Copy, from the entries below, each line where the word "Unidades" can be found.

> **Dataset items**:
*** Begin section ***

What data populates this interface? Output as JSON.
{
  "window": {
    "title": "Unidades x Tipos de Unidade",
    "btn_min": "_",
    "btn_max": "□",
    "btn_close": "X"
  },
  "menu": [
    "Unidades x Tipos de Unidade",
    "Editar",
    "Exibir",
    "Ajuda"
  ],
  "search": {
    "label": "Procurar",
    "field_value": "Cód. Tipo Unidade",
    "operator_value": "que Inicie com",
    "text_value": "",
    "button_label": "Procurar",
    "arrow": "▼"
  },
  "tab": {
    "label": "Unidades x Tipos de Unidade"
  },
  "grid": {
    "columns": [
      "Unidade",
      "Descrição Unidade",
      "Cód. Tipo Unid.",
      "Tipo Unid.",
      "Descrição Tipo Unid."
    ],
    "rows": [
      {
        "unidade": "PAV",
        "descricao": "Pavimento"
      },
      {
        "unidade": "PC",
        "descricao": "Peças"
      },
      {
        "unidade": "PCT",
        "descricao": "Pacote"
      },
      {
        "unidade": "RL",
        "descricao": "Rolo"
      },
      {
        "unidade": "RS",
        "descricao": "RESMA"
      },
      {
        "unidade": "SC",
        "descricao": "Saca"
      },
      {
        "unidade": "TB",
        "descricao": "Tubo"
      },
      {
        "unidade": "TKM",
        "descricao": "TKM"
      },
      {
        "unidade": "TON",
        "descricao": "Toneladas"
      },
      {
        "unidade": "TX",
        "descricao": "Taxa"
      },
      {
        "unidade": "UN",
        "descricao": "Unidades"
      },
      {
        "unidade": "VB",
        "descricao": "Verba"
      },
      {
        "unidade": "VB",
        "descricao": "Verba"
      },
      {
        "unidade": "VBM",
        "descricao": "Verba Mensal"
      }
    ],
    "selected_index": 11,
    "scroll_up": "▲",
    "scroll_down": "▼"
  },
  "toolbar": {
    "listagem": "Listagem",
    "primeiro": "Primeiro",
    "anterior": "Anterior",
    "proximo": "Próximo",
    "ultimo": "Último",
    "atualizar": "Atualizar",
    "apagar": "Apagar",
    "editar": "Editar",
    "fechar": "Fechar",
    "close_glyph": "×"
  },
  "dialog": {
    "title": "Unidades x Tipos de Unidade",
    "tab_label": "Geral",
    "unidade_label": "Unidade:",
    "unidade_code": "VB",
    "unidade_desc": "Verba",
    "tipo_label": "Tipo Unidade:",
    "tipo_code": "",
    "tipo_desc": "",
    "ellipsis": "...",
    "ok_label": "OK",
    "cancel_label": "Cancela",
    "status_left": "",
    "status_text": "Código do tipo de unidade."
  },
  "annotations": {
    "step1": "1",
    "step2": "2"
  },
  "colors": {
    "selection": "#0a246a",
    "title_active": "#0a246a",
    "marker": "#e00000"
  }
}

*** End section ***

> **Task output**:
    "title": "Unidades x Tipos de Unidade",
    "Unidades x Tipos de Unidade",
    "label": "Unidades x Tipos de Unidade"
        "descricao": "Unidades"
    "title": "Unidades x Tipos de Unidade",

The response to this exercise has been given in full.